### Task statement
Work out how many lines in the data hold the string "username". Reply with only that number.

### Items from an interface collection

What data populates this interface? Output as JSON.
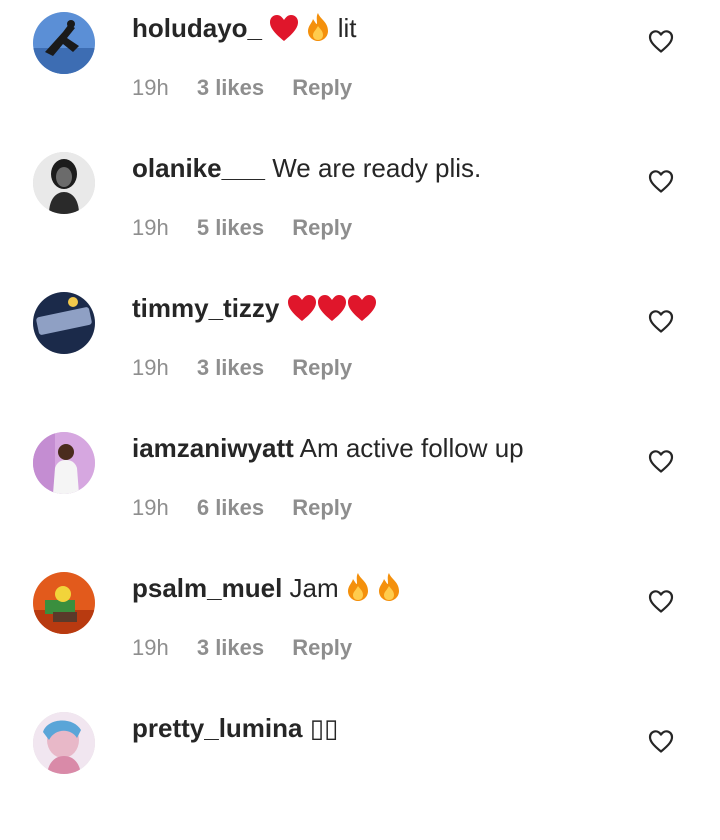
{
  "comments": [
    {
      "username": "holudayo_",
      "text": "lit",
      "emojis_before": [
        "red-heart",
        "fire"
      ],
      "time": "19h",
      "likes": "3 likes",
      "reply": "Reply"
    },
    {
      "username": "olanike___",
      "text": "We are ready plis.",
      "emojis_before": [],
      "time": "19h",
      "likes": "5 likes",
      "reply": "Reply"
    },
    {
      "username": "timmy_tizzy",
      "text": "",
      "emojis_before": [
        "red-heart",
        "red-heart",
        "red-heart"
      ],
      "time": "19h",
      "likes": "3 likes",
      "reply": "Reply"
    },
    {
      "username": "iamzaniwyatt",
      "text": "Am active follow up",
      "emojis_before": [],
      "time": "19h",
      "likes": "6 likes",
      "reply": "Reply"
    },
    {
      "username": "psalm_muel",
      "text": "Jam",
      "emojis_after": [
        "fire",
        "fire"
      ],
      "time": "19h",
      "likes": "3 likes",
      "reply": "Reply"
    },
    {
      "username": "pretty_lumina",
      "text": "▯▯",
      "time": "",
      "likes": "",
      "reply": ""
    }
  ],
  "colors": {
    "primary_text": "#262626",
    "secondary_text": "#8e8e8e",
    "heart_red": "#e0162b",
    "fire_orange": "#f4900c"
  },
  "icons": {
    "like": "heart-outline-icon",
    "emoji_heart": "red-heart-emoji",
    "emoji_fire": "fire-emoji"
  }
}
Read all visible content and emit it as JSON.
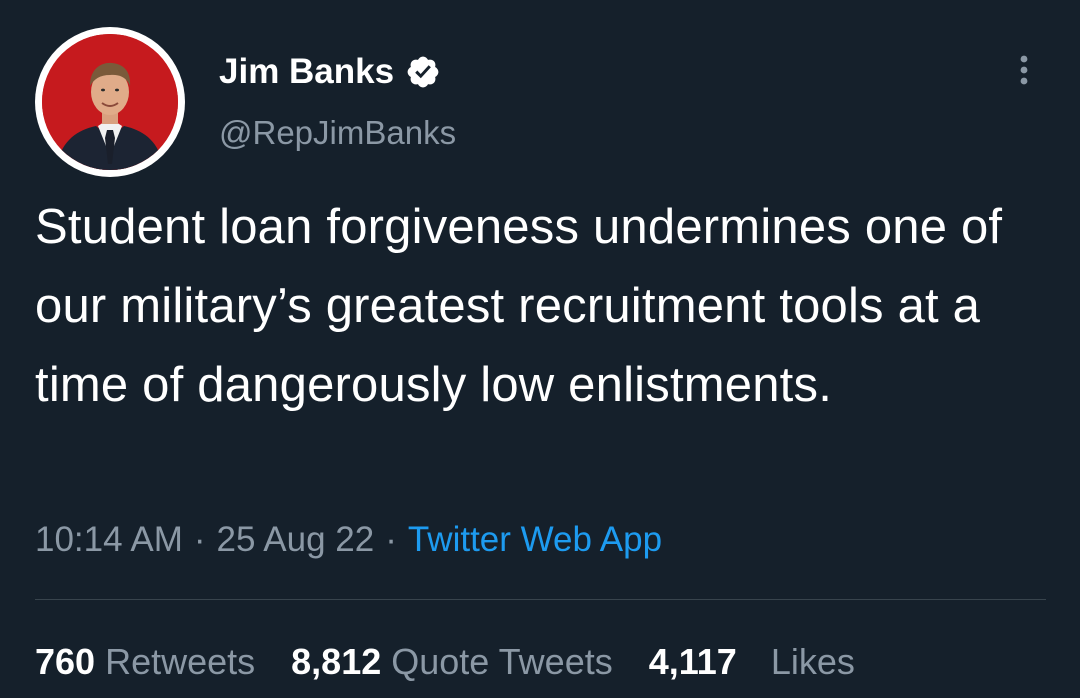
{
  "user": {
    "display_name": "Jim Banks",
    "handle": "@RepJimBanks",
    "verified": true,
    "avatar_icon": "profile-photo"
  },
  "tweet": {
    "text": "Student loan forgiveness undermines one of our military’s greatest recruitment tools at a time of dangerously low enlistments.",
    "time": "10:14 AM",
    "date": "25 Aug 22",
    "separator": "·",
    "source": "Twitter Web App"
  },
  "stats": {
    "retweets": {
      "count": "760",
      "label": "Retweets"
    },
    "quote_tweets": {
      "count": "8,812",
      "label": "Quote Tweets"
    },
    "likes": {
      "count": "4,117",
      "label": "Likes"
    }
  },
  "colors": {
    "background": "#15202b",
    "text_primary": "#ffffff",
    "text_secondary": "#8b98a5",
    "link": "#1d9bf0",
    "divider": "#38444d",
    "avatar_bg": "#c61a1e"
  },
  "icons": {
    "verified": "verified-badge-icon",
    "more": "more-vertical-icon"
  }
}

### Exercise output
6